TechCrunch’s own Kirsten Korosec wrote a long and rather good dig into the climate tech space, which I recommend reading if you want to get a bit deeper on the subject.
All this is to say: Some startups are working on building companies that can profit while helping combat the rising tides, more frequent fires and more powerful storms that appear set to come our way in the coming decades. Which is to say that kids are going to have a tougher go of life than what you or I have enjoyed. Especially if you are older than I am.
It was in that particular mindset that I ran across a bit of commentary from former Y Combinator boss Sam Altman over the weekend that dug into the climate change issue from the lens of conversations with some younger folks.
Here’s the set of tweets:
There are a few threads in there worth tugging, but we’re focusing our attention on the youth-pessimism element for now.

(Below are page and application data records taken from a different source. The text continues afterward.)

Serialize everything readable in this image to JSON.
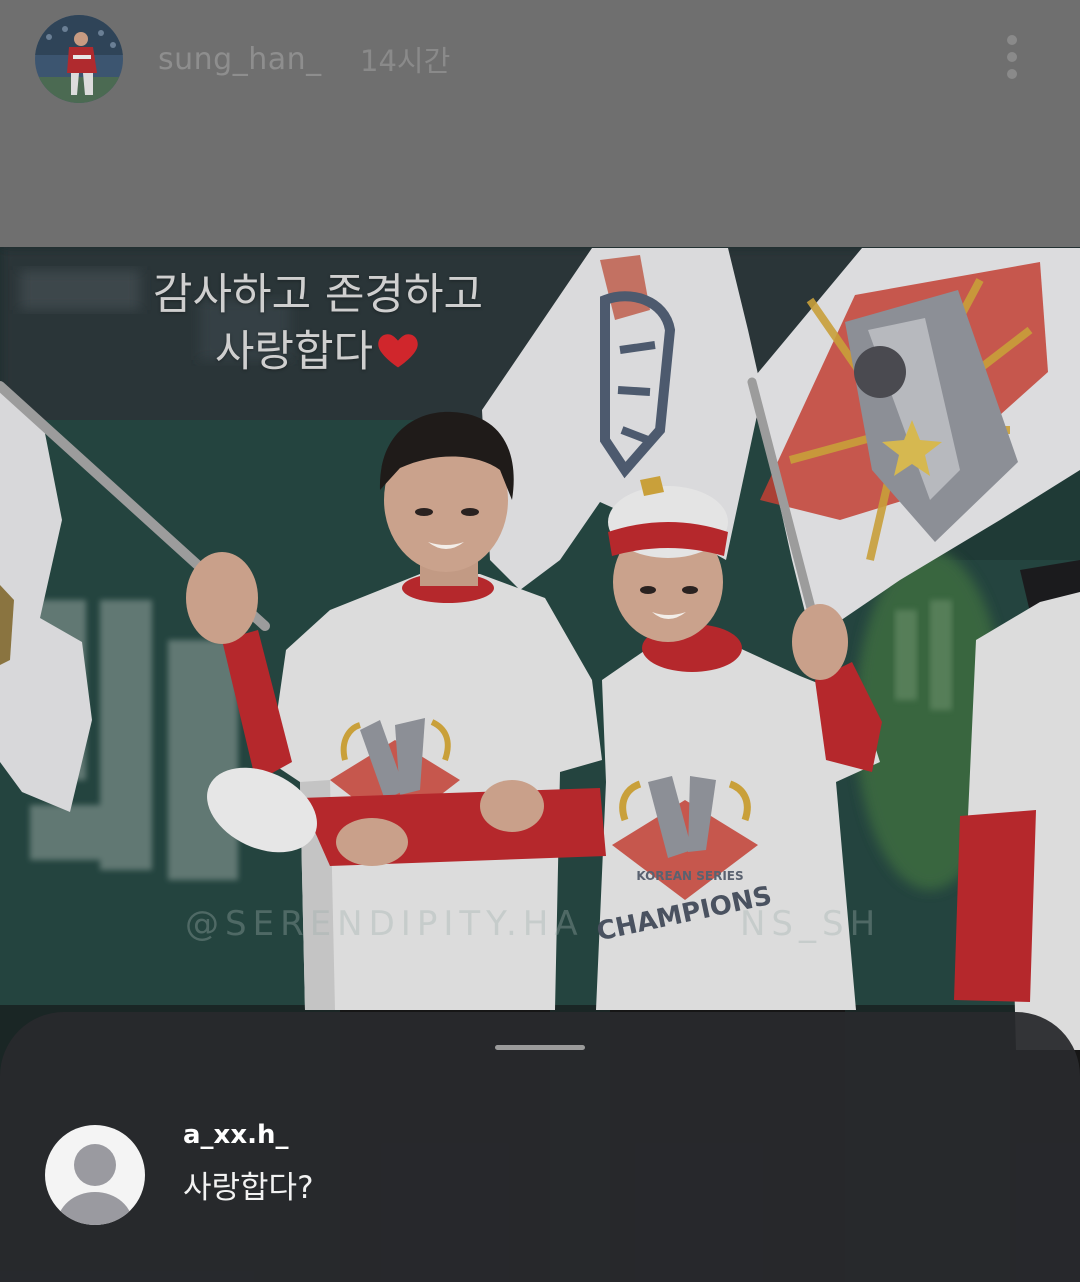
{
  "story": {
    "author": {
      "username": "sung_han_",
      "posted_ago": "14시간",
      "avatar": "profile-photo"
    },
    "menu_icon": "more-vertical-icon",
    "caption": {
      "line1": "감사하고 존경하고",
      "line2": "사랑합다",
      "line2_emoji": "red-heart-icon"
    },
    "photo": {
      "shirt_logo_top": "KOREAN SERIES",
      "shirt_logo_main": "CHAMPIONS",
      "watermark_visible": [
        "@SERENDIPITY.HA",
        "NS_SH"
      ]
    }
  },
  "reply_sheet": {
    "handle": "drag-handle",
    "replies": [
      {
        "username": "a_xx.h_",
        "text": "사랑합다?",
        "avatar": "default-avatar-icon"
      }
    ]
  },
  "colors": {
    "header_bg": "#6f6f6f",
    "sheet_bg": "#2b2c30",
    "heart": "#d0262c",
    "jersey_red": "#b5282c"
  }
}
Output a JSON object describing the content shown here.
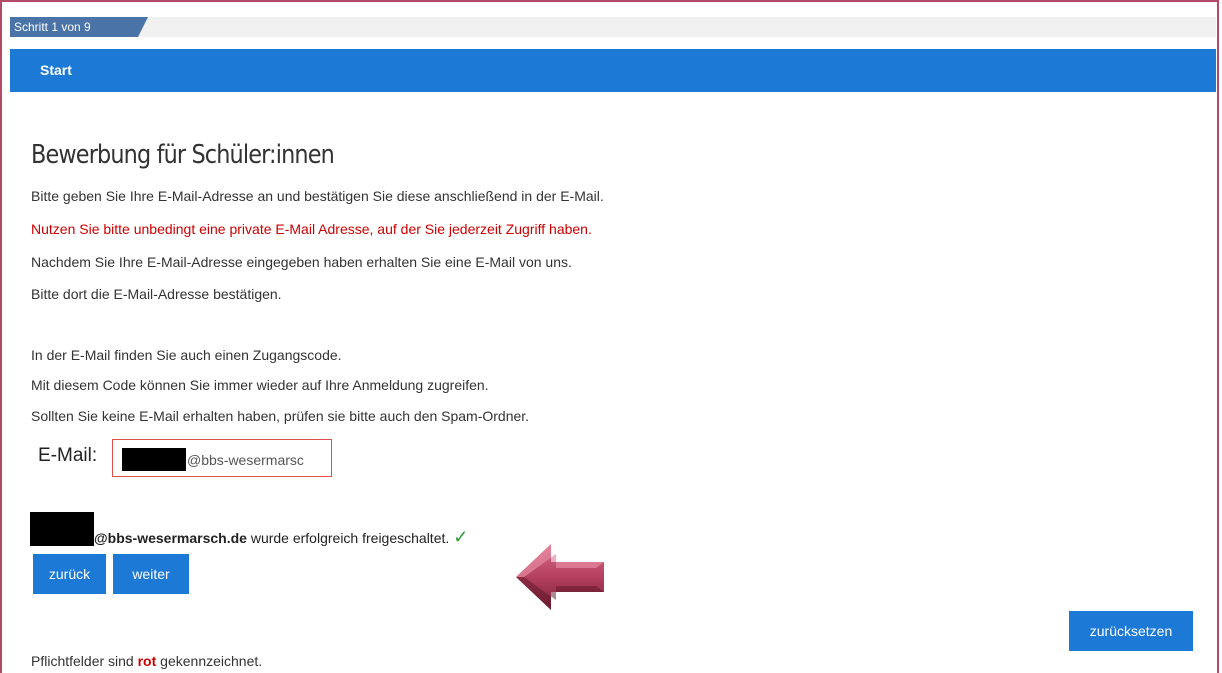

Per Altman’s notes, smart college students are worried about climate change, which they view as both unstoppable and pressing. Per the OpenAI boss, college students are taking personal action — not having kids — over pushing for the sort of change that might arrest or reverse climate change. Structural change, I would say.